[Excerpts from an interface dataset]
- - -
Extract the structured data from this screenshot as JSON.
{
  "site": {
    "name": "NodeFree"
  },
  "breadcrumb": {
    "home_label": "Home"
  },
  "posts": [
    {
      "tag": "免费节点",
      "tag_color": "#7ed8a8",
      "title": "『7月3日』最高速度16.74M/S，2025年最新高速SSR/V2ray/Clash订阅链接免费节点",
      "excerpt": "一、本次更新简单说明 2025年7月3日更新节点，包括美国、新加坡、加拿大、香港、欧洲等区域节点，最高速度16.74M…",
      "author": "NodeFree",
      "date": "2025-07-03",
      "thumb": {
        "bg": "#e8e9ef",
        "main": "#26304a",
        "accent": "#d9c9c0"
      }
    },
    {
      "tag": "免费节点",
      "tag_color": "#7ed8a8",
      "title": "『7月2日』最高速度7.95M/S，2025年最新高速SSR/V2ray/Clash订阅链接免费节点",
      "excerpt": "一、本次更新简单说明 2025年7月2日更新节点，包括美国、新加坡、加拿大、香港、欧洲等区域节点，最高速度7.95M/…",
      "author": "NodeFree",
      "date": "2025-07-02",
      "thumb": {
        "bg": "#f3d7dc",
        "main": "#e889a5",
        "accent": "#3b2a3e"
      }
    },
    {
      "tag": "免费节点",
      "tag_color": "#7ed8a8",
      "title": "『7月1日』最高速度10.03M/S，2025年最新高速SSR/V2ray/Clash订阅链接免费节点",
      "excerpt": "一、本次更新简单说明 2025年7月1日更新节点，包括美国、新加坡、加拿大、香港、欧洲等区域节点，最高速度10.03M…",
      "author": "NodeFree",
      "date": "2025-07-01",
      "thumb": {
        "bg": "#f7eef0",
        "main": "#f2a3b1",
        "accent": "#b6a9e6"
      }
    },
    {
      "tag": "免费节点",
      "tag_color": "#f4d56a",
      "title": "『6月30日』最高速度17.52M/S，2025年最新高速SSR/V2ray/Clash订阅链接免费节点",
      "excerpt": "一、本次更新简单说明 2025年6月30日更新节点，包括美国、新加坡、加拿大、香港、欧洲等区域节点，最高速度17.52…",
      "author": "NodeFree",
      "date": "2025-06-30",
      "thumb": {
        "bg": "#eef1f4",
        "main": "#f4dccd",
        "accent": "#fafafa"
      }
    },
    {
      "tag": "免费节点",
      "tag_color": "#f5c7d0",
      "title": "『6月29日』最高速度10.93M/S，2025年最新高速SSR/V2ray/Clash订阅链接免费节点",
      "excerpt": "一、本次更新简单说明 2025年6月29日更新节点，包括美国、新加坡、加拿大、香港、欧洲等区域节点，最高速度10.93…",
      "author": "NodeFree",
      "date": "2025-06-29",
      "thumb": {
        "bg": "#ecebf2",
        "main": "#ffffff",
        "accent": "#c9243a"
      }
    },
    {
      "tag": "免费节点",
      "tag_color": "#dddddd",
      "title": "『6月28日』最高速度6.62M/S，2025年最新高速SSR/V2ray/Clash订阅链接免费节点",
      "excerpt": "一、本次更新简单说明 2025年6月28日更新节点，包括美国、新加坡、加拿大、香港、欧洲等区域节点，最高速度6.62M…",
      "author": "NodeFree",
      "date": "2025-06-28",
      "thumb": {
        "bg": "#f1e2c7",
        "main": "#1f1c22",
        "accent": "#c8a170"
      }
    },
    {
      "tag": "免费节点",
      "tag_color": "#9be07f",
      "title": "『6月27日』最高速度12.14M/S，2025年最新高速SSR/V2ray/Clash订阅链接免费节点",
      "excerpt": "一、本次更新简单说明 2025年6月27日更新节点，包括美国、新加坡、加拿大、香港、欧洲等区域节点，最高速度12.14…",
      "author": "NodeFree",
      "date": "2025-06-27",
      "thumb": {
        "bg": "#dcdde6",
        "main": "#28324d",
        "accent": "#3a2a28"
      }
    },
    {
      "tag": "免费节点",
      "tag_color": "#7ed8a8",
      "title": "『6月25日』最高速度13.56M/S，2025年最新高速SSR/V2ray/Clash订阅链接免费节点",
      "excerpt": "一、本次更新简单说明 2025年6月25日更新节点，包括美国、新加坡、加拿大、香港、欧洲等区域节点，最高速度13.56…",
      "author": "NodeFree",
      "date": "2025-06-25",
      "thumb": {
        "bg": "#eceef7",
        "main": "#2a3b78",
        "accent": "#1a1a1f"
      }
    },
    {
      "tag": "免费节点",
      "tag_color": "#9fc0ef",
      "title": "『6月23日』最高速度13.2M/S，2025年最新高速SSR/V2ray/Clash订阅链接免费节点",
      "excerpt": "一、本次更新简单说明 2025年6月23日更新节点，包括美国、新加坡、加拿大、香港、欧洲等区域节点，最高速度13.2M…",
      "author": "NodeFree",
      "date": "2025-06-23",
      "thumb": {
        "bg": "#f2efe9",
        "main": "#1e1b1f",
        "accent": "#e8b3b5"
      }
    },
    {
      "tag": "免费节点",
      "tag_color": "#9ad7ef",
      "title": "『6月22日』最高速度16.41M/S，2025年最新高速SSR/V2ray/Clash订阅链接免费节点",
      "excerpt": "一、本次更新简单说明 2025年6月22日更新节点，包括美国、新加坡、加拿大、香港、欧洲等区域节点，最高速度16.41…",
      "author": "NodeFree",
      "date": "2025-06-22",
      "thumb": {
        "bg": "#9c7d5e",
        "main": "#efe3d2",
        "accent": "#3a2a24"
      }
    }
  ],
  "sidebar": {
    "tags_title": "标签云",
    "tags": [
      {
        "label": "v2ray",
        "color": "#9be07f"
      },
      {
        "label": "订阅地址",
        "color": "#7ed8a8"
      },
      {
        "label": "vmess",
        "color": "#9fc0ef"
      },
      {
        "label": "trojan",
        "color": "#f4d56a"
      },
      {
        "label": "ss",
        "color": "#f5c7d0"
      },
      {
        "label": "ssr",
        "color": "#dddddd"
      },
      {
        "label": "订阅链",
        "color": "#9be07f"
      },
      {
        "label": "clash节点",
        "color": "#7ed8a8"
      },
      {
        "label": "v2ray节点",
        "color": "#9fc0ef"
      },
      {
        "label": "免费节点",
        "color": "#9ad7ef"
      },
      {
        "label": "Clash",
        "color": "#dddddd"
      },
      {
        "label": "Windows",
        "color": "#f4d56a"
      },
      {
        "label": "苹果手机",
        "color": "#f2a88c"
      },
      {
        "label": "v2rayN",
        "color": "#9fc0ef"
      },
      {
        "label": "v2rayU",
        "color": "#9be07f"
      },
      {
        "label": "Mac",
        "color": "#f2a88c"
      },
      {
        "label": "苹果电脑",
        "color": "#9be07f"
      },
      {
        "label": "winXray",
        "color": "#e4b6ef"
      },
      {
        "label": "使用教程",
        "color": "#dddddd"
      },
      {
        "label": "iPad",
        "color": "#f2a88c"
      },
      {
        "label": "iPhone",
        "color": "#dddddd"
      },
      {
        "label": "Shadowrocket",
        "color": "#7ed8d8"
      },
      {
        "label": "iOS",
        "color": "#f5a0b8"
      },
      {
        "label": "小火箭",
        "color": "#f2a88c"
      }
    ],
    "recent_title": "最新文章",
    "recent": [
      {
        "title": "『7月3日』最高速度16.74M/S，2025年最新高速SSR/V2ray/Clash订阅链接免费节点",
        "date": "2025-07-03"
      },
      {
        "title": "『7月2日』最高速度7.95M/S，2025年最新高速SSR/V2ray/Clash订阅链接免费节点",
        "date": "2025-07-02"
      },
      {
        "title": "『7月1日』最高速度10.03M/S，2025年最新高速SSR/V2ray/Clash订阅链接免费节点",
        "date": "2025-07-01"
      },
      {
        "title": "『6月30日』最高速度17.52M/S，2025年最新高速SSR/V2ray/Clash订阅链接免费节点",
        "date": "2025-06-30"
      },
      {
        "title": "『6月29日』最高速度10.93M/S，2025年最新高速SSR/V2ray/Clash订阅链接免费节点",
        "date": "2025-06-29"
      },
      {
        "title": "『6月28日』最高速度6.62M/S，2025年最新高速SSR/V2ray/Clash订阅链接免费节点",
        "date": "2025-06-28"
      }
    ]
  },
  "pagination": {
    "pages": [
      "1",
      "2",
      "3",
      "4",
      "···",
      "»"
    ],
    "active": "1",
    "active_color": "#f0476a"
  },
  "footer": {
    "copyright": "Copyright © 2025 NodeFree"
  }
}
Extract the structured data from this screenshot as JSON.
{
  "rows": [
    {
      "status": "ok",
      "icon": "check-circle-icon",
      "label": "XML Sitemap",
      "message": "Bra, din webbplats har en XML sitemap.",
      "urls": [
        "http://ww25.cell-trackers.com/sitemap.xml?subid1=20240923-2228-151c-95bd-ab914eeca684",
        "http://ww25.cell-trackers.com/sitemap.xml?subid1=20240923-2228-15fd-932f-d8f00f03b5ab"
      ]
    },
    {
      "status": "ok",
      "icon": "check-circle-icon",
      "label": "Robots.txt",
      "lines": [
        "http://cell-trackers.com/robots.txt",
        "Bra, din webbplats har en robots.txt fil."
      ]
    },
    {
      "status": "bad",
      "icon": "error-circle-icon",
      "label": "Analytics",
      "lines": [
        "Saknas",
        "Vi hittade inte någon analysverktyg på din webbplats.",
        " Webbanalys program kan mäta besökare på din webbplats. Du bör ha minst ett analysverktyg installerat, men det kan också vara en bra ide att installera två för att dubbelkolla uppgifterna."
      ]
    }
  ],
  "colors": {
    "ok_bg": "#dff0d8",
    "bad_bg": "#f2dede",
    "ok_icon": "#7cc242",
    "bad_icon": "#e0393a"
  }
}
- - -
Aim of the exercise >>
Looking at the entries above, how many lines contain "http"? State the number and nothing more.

Task solution >>
3